The screenplay just doesn’t deliver. There are few laughs in Ghosts of Girlfriends Past and most of them are forced as in an endless slapstick kitchen scene where McConaughey tries desperately to keep a wedding cake from completely collapsing. He proves physical comedy is not his forte. Where’s Lucy when you need her? The overall tone is just crass and sleazy and the fantasy sequences involving the ghostly visits are flat and uninspired.
MOST PROPHETIC LINE:
At one point McConaughey utters “Wake me when there’s an action sequence will you?” We would have but there aren’t any.
NETFLIX OR MULTIPLEX?
Read a book instead. How about A Christmas Carol?

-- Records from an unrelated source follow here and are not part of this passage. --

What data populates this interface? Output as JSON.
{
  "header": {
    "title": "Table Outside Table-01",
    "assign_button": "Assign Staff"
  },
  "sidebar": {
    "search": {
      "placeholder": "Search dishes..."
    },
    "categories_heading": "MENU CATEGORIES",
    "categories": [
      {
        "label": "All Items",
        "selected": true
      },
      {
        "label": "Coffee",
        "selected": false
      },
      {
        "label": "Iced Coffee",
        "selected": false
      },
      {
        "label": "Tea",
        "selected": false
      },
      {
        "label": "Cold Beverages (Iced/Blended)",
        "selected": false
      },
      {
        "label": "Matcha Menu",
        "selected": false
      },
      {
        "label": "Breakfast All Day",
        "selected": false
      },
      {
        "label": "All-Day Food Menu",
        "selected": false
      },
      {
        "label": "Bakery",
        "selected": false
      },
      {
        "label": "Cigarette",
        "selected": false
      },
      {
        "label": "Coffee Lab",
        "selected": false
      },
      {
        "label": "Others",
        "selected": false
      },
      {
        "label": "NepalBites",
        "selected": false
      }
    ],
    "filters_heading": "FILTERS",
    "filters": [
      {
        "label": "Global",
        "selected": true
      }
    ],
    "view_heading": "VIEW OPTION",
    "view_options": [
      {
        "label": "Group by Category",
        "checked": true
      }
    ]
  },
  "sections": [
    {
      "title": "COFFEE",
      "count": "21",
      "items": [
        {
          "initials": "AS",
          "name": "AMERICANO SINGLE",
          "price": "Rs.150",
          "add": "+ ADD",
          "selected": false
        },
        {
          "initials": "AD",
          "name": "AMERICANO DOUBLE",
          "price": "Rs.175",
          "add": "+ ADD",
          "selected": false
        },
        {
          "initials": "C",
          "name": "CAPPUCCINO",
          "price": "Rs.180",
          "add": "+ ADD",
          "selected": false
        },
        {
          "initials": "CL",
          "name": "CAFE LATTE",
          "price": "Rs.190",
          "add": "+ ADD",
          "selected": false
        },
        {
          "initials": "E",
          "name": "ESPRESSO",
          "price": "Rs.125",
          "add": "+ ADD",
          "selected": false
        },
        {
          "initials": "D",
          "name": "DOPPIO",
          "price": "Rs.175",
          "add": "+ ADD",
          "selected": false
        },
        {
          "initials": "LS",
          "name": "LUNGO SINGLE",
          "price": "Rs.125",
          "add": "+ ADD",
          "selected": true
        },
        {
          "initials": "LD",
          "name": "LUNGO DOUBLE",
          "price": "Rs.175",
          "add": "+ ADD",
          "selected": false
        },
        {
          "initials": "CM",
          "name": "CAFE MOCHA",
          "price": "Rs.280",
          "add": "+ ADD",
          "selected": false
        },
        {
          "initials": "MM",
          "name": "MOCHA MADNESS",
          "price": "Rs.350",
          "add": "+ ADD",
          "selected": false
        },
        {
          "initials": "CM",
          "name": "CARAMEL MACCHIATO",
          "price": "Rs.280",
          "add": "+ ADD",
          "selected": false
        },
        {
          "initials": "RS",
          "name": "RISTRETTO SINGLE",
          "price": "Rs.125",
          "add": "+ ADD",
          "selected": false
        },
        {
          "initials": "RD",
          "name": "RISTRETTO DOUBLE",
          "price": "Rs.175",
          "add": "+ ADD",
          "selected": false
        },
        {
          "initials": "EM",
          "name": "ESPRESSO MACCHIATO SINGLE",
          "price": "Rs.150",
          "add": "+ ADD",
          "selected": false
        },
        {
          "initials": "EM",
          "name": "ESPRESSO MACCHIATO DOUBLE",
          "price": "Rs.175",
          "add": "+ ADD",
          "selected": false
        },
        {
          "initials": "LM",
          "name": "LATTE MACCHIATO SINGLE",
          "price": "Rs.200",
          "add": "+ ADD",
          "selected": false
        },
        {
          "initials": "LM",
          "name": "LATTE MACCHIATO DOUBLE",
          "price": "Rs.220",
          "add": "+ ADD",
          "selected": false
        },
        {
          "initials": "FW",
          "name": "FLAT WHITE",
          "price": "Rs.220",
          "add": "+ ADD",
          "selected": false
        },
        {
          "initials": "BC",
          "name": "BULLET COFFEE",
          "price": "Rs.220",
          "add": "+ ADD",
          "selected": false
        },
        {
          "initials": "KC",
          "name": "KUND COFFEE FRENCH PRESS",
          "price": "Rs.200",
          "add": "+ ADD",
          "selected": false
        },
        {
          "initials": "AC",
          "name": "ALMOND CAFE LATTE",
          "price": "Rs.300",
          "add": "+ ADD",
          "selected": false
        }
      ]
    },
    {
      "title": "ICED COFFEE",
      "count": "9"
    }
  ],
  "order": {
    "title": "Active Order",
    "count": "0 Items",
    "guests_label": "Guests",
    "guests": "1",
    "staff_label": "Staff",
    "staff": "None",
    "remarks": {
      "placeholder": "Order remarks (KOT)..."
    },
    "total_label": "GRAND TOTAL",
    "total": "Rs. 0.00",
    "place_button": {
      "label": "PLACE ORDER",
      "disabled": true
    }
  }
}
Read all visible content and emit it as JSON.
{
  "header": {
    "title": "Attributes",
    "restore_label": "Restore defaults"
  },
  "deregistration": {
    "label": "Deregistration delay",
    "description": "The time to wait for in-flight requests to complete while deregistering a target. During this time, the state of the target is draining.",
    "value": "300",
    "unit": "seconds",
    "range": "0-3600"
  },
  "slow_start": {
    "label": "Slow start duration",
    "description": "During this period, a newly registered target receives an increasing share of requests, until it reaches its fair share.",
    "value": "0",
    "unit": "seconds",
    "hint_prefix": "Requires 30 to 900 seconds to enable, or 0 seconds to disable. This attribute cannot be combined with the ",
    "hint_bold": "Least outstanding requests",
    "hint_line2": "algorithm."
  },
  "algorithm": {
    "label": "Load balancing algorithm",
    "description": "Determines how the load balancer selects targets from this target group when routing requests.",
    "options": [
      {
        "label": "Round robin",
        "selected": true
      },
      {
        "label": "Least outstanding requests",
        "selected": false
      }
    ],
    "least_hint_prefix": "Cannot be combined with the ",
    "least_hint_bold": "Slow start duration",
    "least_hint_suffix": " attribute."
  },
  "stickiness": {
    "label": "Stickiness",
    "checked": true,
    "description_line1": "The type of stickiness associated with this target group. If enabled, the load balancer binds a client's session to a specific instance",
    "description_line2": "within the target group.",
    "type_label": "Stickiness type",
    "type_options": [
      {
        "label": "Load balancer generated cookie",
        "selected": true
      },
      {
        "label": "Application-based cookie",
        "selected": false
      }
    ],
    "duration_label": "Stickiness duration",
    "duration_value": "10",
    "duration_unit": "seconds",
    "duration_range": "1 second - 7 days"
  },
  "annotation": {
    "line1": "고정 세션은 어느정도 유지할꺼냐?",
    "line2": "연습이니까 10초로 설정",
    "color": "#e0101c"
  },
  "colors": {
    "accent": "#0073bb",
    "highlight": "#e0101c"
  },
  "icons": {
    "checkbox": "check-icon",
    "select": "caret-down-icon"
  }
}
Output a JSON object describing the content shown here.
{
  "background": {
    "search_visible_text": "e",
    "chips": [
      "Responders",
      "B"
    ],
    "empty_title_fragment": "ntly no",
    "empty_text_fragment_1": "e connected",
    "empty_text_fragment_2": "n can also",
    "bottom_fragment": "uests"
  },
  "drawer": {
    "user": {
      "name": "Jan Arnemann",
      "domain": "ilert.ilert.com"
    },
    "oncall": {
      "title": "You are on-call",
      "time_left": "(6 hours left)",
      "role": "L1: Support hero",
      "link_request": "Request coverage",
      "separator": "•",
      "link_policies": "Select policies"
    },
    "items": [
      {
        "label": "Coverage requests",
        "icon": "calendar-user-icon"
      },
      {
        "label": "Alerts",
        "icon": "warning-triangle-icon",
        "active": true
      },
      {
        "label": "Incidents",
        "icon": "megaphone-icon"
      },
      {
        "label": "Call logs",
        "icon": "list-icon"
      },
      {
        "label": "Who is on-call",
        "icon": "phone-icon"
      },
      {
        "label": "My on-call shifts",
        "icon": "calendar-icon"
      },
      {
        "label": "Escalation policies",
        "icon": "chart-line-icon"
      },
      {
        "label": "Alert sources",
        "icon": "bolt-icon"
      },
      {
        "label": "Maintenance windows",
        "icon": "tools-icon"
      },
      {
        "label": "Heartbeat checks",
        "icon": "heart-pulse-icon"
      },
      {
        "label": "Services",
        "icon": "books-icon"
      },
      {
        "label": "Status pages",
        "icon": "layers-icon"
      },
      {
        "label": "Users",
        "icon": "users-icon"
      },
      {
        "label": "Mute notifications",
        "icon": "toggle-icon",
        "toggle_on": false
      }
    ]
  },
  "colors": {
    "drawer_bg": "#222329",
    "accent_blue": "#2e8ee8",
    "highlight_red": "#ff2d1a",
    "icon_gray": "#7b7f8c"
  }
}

After 20 years with the LAPD Det. Mitch Preston (Robert De Niro) just wants to catch the crooks finish the paperwork and retreat to his mundane life at home where he eats TV dinners and pursues his hobby of making bad pottery. Patrolman Trey Sellars (Eddie Murphy) really wants to be an actor--he's only a cop because he made a lousy waiter. When Sellars bungles Preston's undercover case and media hounds catch it all on tape the irate Preston shoots up a news camera that gets in his face. Over-caffeinated network exec Chase Renzi (Rene Russo) upon seeing the damning evidence that could have killed her cameraman is captivated by Preston's complete lack of charm and convinces her superior she can save his crappy network by pairing Preston and Sellars up on a reality show. As expected Preston is reluctant--and even more so when he's forced to take the mugging Sellars as his partner. The two take impromptu acting lessons from iconic actor/director William Shatner (playing himself) and set off to attract an audience boost the ratings become celebrities and get the bad guys in a televised reality christened Showtime. Meanwhile the evil Cesar Vargas (Pedro Damian)--whom we know is evil 'cause he hides in the shadows he's flashy and well groomed and he mumbles in an unfathomable Third World/ European accent--is stockpiling guns powerful enough to knock down houses and blow the doors off a Brinks truck.
The movie offers a few good yuks--a coke-sniffing dog an unprecedented cameo by jive-rhyming lawyer Johnnie Cochran and William Shatner satirizing William Shatner (who does this better than anybody else satirizing William Shatner). Unfortunately we've seen a lot of his funniest stuff like the scene in which he demonstrates how to roll over a car hood cop-style in the previews. Rene Russo gives an effective souped-up Lethal Weapon-type performance with her hyper pushy fast-talking network exec desperate to make her name in the industry. De Niro's straight-man comedy is in his facial expressions--or lack thereof--and Murphy is…well Murphy. It's their first outing together and they play off each other like a foul-mouthed version of Abbott and Costello (guess who plays who?). We've seen De Niro play grumpy (Midnight Run) and Murphy play obnoxious (almost everything) before. But as you may suspect it's their grade-A chemistry that holds this badly stitched predictable though occasionally funny flick together--especially in regards to the jokes on Hollywood and the current bounty of reality TV.
You can smell the gags and The Odd Couple-versus-Goldfinger plot unfolding a million miles away. You just know Preston is hiding a gun inside that Big Gulp when he goes undercover to investigate a pawn shop and you know Vargas will make bad-guy errors in judgment like staging a robbery in downtown L.A. the day after he's confronted by our star cops in a populated disco. But that may lead you to wonder why the police--who are likewise not presented as being particularly bright in this movie--weren't trailing him as Vargas is the prime suspect in the gun-trafficking subplot. Some of the comedy borders on satire but isn't played up enough for you to tell if it was meant that way or not. The action scenes are so badly edited it's hard to tell who's chasing whom until the camera cuts back to Murphy's toothy grin and a cement-faced De Niro shooting out his car window. And speaking of commercial-laden reality TV the product placement in this movie is shameless--we get a full-length commercial for Apple Computers played not once but twice.